As we head into prime boating season, The National Safe Boating Council’s Wear It campaign offers some important safety messages. Check out these stats from the U.S. Coast Guard’s 2016 Recreational Boating Statistics, the most recent report. The stats are a compilation of data from 50 states.
- 83% of boat drowning victims were not wearing a life jacket
- 77% of deaths occurred on boats where the operator had no boating safety instruction
- 15% of the deaths involved alcohol as the leading factor
- Two-thirds of drowning victims are good swimmers
- 4,463 boating accidents occurred, up 7.3% from the prior year
- 701 deaths occurred, up 12% from prior year
- 2,903 injuries, 11.1% increase
- $49 million dollars of property damage
One of the primary safety messages is Wear It: no matter what type of boating activity to you are involved in, wear a safety belt yourself and require all your passengers to wear one, too. It’s the single most effective safety measure you can take. For more on boating safety, download a copy of Boating Safety Tips from the National Safe Boating Council, which we’re reprinted below. We added some links to the tips, as well.
1. Wear a life jacket. No matter what activity you have planned on the water, always remember to wear a life jacket every time you are on the water. Accidents on the water can happen much too fast to reach and put on a stowed life jacket. Life jacket types, fit and care.
2. Make sure your life jacket is U.S. Coast Guard approved, appropriate for your water activity and fits properly. A life jacket that is too large or too small can cause different situational problems. How to choose the right life jacket (PDF).
3. Know state boating laws. Rules and laws can differ from state to state and violations can result in ticketing, fines or jail time. State Boating Laws.
4. Take a boating safety course. Learn valuable tips that can help save your life in unexpected situations by taking a NASBLA (National Association of Boating Law Administrators) approved boating safety course. Many courses are online, and will save you money on your boat insurance. US Coast Guard – Boating Safety Courses.
5. Make sure your boat is prepared. There are many items that need to be check ed and rechecked on any boat. Schedule a Vessel Safety Check with your local U.S. Coast Guard Auxiliary or U.S. Power Squadrons before you hit the water. Every Vessel Safety Check is conducted 100 percent free of charge. U.S. Coast Guard’s Vessel Checks.
6. Be sure to know your boat’s capacity.
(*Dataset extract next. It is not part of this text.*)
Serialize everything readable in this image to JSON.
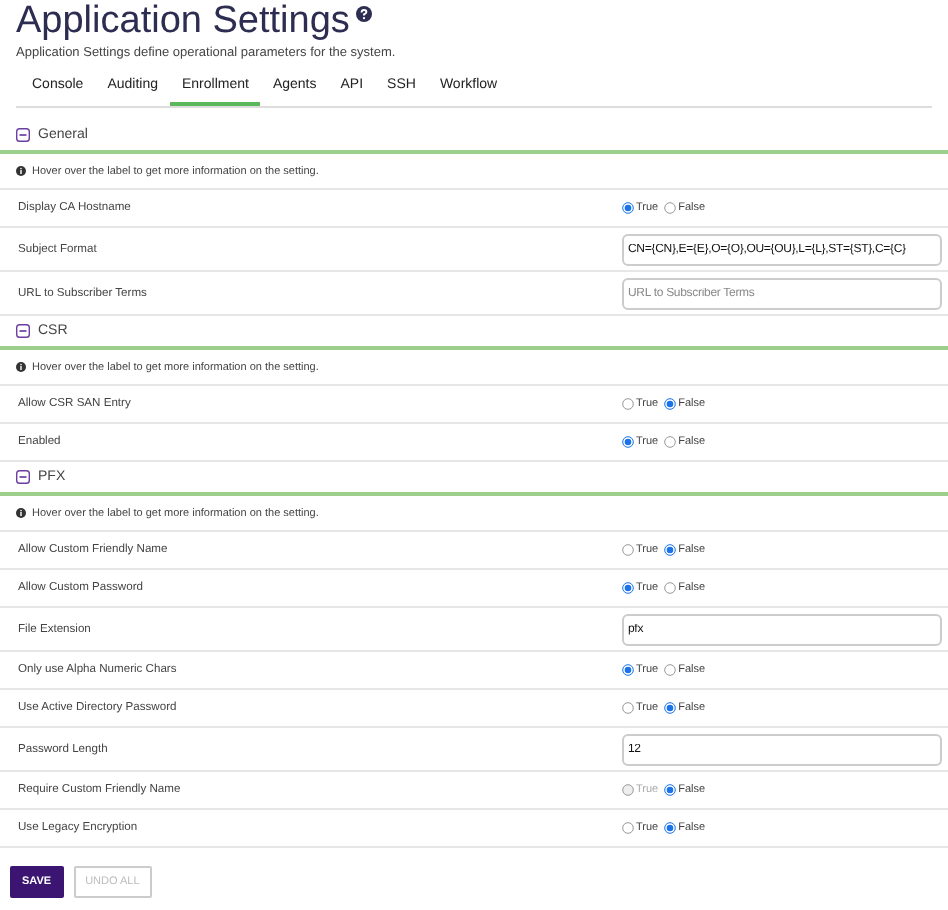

If you have too much on your boat, the boat may become unstable and capsize.
7. Check the weather, including the water temperature. Know the latest marine weather forecast prior to going out, and keep a regular check for changing conditions. National Weather Service Marine Forecast.
8. Dress properly. Always dress for the weather, wearing layers if cooler weather, and bring an extra set of clothes in case you get wet.
9. Always file a float plan. File a float plan with someone you trust that includes details about the trip, boat, persons, towing or trailer vehicle, communication equipment and emergency contacts. Find out more and get resources at the Coast Guard’s Float Plan Central.
10. Always follow navigation rules. Know the “Rules of the Road” such as operator’s responsibility, maintaining a proper lookout, safe speed, crossing, meeting head-on and overtaking situations. Know what’s going on around you at all times, and always travel at safe speeds for the environment. Find out more about navigation rules at Boat on Course from the National Safe Boating Council.
11. Don’t drink while you boat. Where the primary cause was known, alcohol was listed as the leading factor in 15 percent of deaths in 2016. Find out more at Operation Dry Water from the National Association of State Boating Law Administrators.
12. Beware of carbon monoxide poisoning. Gasoline-powered engines on boats, including onboard generators, produce carbon monoxide (CO), a colorless and odorless gas that can poison or kill someone who breathes too much of it. Be sure to install
and maintain a working CO detector, never block exhaust outlets, and always dock, beach or anchor at least 20 feet away from the nearest boat that is running a generator or engine. Learn more at Prevent Carbon Monoxide Poisoning on Your Boat from the CDC.
13. Keep in touch. Communication devices can be the most important piece of emergency equipment on board a vessel, especially in case of emergency. Be sure to have at least two communication devices that work when wet, such as satellite phones, emergency position indicating radio beacons (EPIRB), VHF radios and personal locator beacons (PLB). Cell phones are not reliable in an emergency situation.
More boating safety resources